Glaucoma is a disease that damages the eye’s optic nerve. The optic nerve is connected to the retina and is made up of many nerve fibers; the optic nerve is responsible for sending signals from your retina to your brain, where these signals are interpreted as the images you see.
In a healthy eye, a clear fluid called aqueous humor circulates the front portion of your eye. To maintain a constant healthy eye pressure, your eye continually produces a small amount of aqueous humor while an equal amount of this fluid flows out of your eye. If you have glaucoma, the aqueous humor does not flow out of the eye properly. Fluid pressure in the eye builds up and, over time, causes damage to the optic nerve fibers.
If left untreated, Glaucoma can lead to vision loss and eventually blindness.
Glaucoma Risk Factors:
People over 60 are at increased risk for the disease. African Americans have an increase risk begin at the age of 40. The risk of developing glaucoma increases with every year of age.
African-Americans older than age 40 have much higher risk of developing glaucoma than do Caucasians. African-Americans also are more likely to experience permanent blindness as a result of glaucoma. People of Asian descent have an increased risk of developing acute angle-closure glaucoma. People of Japanese descent may be more likely to have normal-tension glaucoma.
Family history of glaucoma
If you have a family history of glaucoma, you have a greater risk of developing it. Glaucoma may have a genetic link, meaning there’s a defect in one or more genes that may cause certain individuals to be more susceptible to the disease. A form of juvenile open-angle glaucoma has been clearly linked to genetic abnormalities.

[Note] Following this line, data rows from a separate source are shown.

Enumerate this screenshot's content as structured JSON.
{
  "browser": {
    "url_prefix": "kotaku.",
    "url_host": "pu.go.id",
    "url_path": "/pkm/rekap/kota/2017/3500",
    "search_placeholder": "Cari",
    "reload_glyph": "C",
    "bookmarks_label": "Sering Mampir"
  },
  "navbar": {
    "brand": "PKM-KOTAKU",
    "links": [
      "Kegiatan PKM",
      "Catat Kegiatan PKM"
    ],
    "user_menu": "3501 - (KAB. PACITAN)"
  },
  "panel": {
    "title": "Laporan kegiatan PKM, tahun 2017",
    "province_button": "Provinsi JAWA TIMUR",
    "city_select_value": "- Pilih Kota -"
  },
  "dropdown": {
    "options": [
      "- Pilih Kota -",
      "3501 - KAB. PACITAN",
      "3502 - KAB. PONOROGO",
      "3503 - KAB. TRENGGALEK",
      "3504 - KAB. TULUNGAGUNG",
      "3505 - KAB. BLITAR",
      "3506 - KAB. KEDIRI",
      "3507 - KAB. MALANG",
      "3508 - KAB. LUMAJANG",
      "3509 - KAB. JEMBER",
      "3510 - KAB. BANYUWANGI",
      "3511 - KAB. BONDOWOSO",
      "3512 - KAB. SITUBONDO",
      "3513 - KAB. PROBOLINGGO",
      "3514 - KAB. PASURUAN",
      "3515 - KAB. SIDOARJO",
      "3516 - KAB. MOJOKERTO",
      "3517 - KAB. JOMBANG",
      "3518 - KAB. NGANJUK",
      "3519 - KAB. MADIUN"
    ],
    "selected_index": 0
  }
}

Several conditions may increase your risk of developing glaucoma, including diabetes, heart diseases, high blood pressure and hypothyroidism. Previous eye injuries can also cause glaucoma.